It’s important to recognize that “recovery isn’t a straight line,” in Dr. Deyhimy’s words. “It’s a very convoluted course. Our goal isn’t going immediately from total drug use to zero drug use. That isn’t how it happens for most people. There are periods of remission, and periods of relapse. Preventing an overdose death or serious injury from a relapse is extremely important.”
But the goal, with naloxone, is simple: get the fentanyl off the receptor as quickly as possible. “That’s the entire rationale for a higher dose formulation,” he said. “Fentanyl is so much more potent and so much more deadly than other opioids that came before like heroin or oxycodone.”
Harm reduction and medicine
Matthew Torrington, M.D., has been involved with naloxone for overdose prevention “since it wasn’t necessarily legal for me to be disseminating prescriptions, i.e. overdose prevention kits to patients I would never end up meeting” for the medication, the Culver City, California-based physician told AT Forum. “The overdose prevention kits didn’t have names on them when I signed the naloxone Rx, but if they didn’t have a signed Rx naloxone was “drug paraphernalia” and an attractive nuisance to IV drug users,” he said.
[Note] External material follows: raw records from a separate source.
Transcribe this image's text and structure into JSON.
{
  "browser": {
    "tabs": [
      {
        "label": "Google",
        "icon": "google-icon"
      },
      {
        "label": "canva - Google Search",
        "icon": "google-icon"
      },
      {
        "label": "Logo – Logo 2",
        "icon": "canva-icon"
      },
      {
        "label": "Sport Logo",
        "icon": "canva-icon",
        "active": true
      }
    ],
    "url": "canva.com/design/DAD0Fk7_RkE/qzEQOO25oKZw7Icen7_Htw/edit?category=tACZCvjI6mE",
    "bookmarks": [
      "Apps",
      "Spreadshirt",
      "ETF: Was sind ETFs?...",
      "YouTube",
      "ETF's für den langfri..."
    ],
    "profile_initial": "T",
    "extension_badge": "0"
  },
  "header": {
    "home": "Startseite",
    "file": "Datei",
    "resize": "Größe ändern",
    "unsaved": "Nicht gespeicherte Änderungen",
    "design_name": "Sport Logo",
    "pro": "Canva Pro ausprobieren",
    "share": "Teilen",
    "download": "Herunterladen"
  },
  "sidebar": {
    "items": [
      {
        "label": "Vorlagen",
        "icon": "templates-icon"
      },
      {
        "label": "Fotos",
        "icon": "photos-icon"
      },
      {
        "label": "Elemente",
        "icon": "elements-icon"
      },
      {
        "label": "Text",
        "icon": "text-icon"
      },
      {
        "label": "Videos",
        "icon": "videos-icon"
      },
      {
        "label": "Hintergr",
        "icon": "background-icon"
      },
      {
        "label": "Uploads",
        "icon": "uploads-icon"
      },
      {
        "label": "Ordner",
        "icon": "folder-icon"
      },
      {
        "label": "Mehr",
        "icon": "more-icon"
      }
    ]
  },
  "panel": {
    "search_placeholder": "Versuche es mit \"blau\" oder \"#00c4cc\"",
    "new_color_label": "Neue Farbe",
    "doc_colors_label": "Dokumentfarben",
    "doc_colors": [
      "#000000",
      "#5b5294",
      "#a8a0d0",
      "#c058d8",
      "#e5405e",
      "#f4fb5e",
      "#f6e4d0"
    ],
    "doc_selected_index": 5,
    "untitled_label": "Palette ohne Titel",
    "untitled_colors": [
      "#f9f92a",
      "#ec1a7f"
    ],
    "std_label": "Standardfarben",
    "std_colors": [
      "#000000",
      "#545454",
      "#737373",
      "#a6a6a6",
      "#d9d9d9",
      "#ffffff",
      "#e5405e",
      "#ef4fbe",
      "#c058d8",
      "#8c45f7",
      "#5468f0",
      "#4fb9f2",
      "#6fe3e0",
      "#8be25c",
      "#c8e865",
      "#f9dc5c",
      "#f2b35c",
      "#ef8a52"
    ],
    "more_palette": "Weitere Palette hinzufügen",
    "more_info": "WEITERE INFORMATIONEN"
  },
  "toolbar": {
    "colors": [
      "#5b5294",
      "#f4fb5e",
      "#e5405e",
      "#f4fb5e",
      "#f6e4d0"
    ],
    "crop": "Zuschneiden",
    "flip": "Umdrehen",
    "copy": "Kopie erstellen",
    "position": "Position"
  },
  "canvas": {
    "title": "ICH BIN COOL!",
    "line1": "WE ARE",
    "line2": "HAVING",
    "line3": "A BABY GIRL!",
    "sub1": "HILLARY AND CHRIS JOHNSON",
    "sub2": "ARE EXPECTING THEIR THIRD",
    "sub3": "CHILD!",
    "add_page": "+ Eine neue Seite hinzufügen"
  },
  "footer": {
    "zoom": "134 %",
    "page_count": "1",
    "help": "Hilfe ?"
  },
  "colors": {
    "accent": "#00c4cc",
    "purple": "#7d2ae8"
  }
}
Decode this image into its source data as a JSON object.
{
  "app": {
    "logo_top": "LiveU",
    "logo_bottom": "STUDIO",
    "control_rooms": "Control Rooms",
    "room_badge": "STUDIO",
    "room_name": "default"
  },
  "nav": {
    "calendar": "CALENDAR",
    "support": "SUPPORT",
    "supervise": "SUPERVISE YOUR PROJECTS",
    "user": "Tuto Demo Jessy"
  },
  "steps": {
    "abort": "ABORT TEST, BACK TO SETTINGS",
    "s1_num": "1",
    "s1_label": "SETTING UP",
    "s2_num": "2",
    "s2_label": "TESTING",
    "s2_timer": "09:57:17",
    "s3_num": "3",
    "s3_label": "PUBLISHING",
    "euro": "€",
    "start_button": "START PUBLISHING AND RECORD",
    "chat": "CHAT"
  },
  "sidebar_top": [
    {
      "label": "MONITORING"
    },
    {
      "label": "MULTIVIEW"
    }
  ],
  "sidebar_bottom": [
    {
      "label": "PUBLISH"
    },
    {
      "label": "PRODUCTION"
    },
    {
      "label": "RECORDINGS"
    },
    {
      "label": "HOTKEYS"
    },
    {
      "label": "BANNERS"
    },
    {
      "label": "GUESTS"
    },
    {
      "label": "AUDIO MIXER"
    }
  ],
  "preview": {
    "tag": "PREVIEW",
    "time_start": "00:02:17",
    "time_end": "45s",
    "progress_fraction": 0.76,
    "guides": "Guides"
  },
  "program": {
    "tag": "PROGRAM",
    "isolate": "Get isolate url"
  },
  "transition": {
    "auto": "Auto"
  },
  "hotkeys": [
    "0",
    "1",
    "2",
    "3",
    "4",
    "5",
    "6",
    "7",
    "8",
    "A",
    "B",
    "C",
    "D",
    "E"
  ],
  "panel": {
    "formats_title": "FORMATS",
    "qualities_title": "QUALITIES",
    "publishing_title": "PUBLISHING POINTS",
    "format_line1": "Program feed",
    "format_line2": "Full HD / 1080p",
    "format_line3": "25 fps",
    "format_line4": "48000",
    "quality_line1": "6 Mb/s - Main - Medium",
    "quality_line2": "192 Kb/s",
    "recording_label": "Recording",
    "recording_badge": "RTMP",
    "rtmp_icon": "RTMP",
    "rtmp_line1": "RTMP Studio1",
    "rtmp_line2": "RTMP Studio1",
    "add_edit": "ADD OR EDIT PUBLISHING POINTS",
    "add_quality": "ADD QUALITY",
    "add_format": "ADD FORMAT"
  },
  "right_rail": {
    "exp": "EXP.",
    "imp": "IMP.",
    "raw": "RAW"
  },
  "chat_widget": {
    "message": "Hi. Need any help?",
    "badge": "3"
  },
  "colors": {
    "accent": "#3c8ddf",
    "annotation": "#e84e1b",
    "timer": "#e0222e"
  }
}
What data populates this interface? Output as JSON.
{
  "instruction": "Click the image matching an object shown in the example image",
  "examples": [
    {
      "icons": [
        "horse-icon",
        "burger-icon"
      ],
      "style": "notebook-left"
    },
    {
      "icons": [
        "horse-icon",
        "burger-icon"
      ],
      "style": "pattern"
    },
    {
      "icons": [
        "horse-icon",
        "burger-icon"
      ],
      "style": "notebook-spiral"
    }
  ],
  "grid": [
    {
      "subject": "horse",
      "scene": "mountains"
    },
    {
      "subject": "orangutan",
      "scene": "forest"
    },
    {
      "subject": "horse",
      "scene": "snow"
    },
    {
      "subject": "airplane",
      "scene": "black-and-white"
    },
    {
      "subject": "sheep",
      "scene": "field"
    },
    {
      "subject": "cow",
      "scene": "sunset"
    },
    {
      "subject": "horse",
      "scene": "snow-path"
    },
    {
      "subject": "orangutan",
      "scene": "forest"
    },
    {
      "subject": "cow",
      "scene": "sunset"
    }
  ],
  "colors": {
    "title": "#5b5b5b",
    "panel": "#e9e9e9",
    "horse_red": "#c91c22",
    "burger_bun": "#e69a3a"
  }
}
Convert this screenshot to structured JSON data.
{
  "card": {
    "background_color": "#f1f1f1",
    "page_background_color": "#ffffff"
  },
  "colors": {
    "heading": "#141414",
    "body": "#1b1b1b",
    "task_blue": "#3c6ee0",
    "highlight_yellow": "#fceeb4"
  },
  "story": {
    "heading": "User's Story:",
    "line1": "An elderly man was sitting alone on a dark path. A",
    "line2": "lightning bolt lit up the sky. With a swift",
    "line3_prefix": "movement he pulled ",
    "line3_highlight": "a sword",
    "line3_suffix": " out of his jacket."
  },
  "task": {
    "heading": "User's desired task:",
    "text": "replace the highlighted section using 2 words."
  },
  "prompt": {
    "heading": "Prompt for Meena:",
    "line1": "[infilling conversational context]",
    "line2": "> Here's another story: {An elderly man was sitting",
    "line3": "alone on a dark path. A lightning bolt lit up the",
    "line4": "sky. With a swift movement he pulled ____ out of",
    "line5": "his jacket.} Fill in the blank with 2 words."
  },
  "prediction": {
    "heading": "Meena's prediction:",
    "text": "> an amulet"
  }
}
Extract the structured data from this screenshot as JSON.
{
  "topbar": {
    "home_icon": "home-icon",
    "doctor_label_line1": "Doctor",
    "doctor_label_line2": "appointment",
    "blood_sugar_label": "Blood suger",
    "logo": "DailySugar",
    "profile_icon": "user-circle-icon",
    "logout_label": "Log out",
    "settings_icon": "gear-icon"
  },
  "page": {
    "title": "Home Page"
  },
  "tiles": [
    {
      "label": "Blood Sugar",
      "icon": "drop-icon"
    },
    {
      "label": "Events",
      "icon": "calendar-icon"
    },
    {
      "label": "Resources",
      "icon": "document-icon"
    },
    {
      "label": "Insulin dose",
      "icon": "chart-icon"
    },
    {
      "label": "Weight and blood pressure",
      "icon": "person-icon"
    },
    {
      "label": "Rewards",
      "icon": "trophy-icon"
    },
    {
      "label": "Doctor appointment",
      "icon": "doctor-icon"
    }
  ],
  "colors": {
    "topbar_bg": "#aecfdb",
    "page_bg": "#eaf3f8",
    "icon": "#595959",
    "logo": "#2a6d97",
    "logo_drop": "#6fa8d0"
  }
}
Dr. Torrington describes the need for opioids in someone who is addicted this way: “They’re hungry for opioids the way you’re hungry for air with a plastic bag over your head.” In other words, they feel as if “they’re starving to death.” The fear of illicit fentanyl is not enough to deter them from buying something.
Some harm reduction advocates fear that giving “too much” naloxone will result in precipitated withdrawal. “You want to precipitate them not dying,” said Dr. Torrington. “This is life and death, 273 deaths per day, probably at least 6 since you started reading this article.”
The bottom line, of course, is treatment. For some patients, this means high doses of methadone or buprenorphine.
Abdelal R, Banerjee AR, Carlberg-Racich S, et al: The need for multiple naloxone administration for opioid overdose reversals: A review of the literature. Subst Abuse. 2022;43(1):774-784. (Hikma Pharmaceuticals, which makes the new 8-mg Kloxxado intranasal naloxone, funded this study.)